EXERCISE GOAL:
The expected output is a copy of every line in the records with the string "categories".

PROVIDED ENTRIES:
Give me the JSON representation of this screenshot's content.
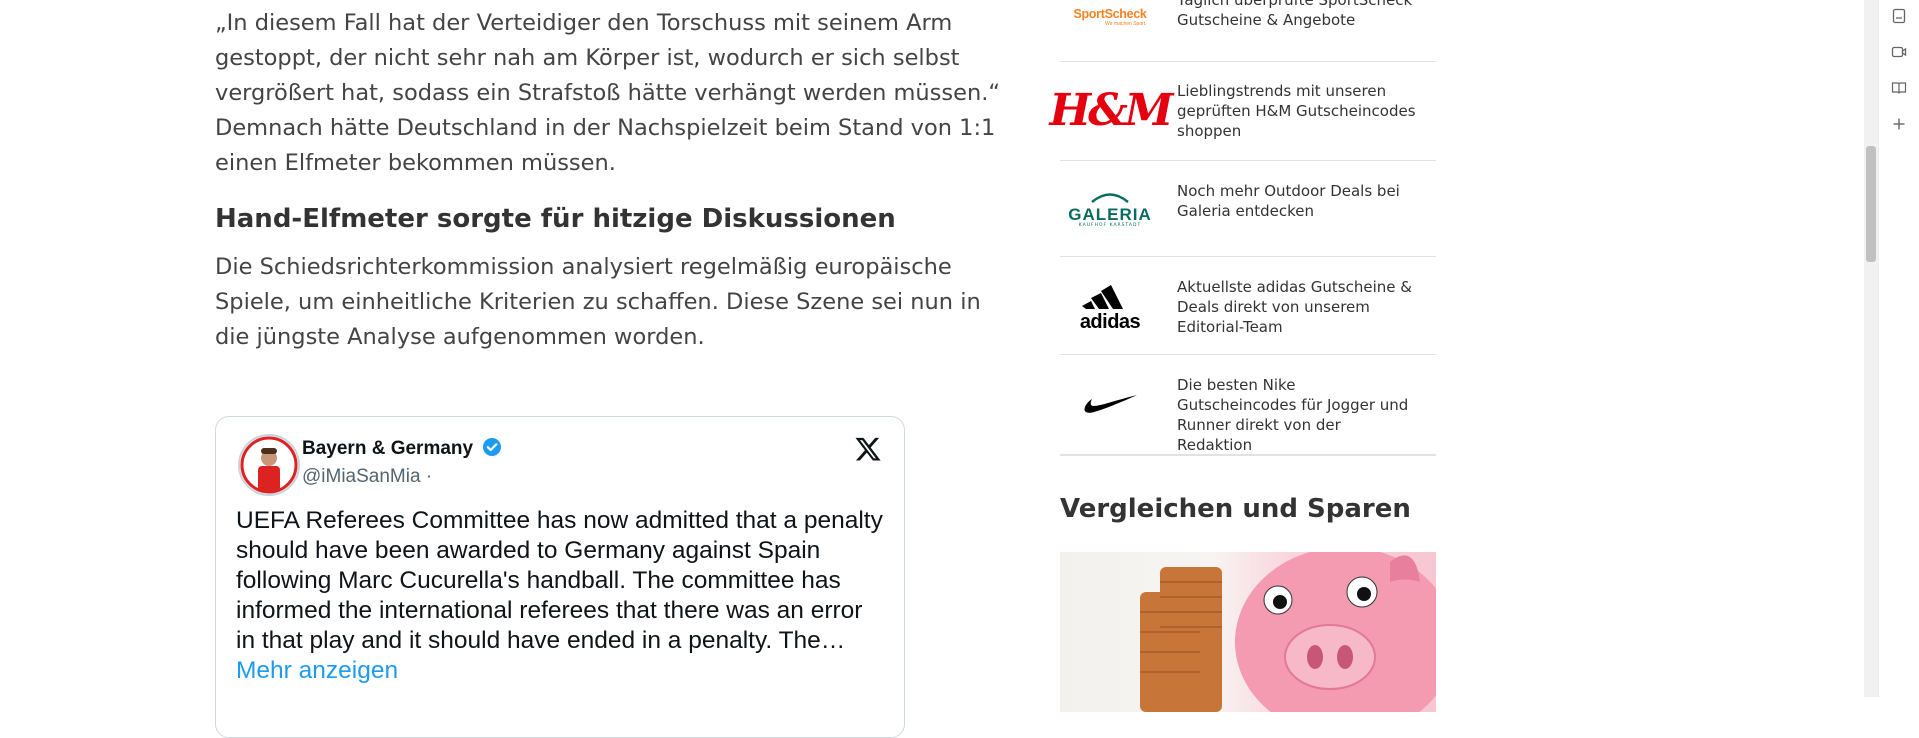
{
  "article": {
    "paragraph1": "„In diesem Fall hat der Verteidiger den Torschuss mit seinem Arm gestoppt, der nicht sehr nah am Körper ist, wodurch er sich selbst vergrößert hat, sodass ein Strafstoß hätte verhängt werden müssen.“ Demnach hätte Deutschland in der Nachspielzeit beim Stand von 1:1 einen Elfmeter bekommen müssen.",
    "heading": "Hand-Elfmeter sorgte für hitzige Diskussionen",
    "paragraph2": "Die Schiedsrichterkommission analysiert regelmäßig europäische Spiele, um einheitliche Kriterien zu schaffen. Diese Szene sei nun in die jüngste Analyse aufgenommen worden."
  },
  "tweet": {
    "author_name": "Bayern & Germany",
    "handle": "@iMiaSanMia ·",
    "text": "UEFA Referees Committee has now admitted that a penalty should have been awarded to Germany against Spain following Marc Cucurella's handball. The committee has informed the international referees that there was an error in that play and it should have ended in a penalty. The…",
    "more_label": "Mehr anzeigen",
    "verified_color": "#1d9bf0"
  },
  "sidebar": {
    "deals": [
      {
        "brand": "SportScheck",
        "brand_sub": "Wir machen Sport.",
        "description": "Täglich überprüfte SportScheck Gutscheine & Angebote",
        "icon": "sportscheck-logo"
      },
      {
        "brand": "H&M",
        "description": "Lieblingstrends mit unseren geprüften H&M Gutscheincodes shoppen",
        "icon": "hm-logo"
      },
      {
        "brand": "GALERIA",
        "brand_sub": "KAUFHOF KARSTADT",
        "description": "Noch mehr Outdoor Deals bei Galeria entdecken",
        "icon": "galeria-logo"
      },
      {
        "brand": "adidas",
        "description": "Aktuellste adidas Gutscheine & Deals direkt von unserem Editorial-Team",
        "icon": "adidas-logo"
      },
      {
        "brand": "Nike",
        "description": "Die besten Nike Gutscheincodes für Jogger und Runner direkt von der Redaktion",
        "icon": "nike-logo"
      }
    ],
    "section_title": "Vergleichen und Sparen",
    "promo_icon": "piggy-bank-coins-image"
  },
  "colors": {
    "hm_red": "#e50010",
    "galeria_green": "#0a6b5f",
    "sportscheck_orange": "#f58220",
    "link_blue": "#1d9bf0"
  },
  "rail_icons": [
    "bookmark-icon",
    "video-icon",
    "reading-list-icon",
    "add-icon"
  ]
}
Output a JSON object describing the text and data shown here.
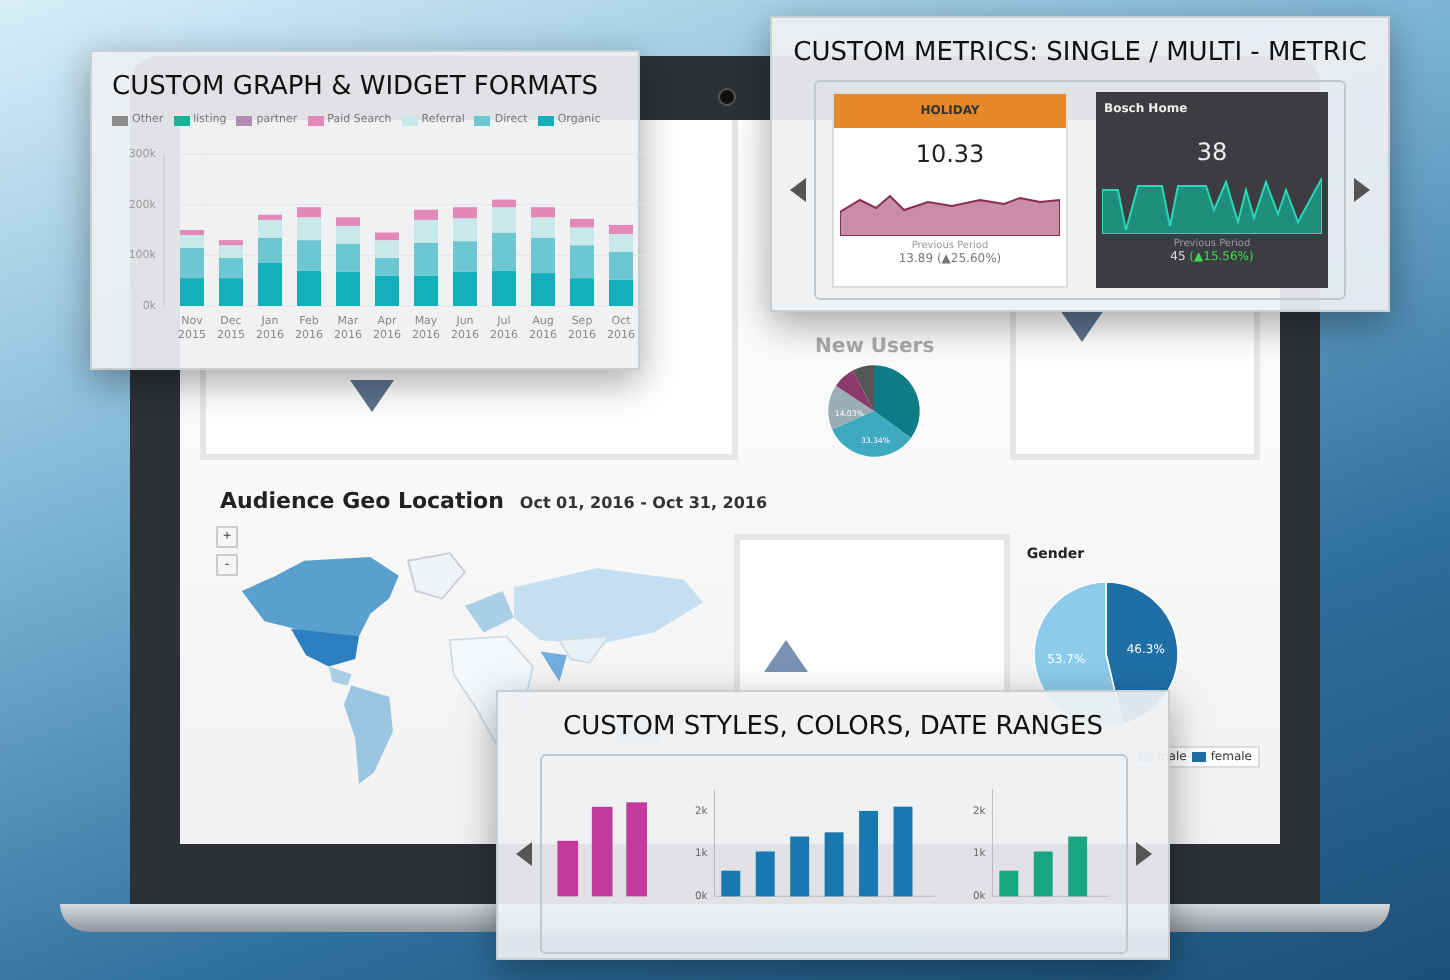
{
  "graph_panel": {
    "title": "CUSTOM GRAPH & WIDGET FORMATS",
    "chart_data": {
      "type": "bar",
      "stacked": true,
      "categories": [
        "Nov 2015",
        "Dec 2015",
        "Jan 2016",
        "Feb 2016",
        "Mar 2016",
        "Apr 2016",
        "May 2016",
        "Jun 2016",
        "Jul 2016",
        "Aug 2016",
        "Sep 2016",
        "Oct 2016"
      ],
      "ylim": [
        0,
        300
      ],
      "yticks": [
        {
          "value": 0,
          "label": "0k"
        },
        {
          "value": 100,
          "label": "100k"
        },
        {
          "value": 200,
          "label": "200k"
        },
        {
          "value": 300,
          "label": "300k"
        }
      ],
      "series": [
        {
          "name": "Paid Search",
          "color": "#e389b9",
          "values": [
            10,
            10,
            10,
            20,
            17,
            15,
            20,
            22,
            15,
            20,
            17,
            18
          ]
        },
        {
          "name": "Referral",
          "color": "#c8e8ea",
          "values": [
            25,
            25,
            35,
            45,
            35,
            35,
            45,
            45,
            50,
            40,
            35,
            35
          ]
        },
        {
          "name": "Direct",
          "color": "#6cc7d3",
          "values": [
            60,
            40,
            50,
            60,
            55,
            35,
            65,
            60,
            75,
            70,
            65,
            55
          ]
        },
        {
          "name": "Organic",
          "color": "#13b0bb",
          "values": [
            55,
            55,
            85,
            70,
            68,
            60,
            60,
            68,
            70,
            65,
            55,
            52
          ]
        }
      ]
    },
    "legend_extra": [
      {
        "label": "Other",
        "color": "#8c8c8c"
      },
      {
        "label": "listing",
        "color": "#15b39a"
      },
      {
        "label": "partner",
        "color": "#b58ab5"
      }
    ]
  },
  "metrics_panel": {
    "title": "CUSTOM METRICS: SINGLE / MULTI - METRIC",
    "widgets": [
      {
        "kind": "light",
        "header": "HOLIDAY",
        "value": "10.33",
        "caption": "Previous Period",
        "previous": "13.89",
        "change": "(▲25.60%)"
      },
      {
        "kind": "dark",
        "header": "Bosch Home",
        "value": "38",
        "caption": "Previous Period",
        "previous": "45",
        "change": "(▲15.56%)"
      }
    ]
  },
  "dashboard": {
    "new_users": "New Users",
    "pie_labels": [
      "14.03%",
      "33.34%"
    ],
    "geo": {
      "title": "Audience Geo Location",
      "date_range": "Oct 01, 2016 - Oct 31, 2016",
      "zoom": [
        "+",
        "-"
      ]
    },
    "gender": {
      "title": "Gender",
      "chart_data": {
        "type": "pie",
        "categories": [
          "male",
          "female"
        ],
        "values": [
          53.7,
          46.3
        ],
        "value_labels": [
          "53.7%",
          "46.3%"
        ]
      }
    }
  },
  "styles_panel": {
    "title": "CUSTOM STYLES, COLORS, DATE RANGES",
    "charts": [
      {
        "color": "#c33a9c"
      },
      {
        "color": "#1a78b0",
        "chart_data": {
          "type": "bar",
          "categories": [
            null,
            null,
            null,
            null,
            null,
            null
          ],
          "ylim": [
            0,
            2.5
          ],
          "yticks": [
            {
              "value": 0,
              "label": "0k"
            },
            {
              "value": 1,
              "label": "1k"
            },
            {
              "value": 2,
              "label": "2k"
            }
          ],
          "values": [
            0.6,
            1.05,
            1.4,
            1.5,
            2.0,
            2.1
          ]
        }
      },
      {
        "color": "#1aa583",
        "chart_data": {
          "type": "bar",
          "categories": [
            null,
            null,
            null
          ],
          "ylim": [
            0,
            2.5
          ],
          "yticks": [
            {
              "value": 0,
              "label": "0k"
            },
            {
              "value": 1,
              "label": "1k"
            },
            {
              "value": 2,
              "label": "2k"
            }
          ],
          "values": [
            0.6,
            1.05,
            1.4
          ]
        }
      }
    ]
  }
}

ANSWER TO THE PROBLEM:
      "categories": [
        "categories": [
          "categories": [
          "categories": [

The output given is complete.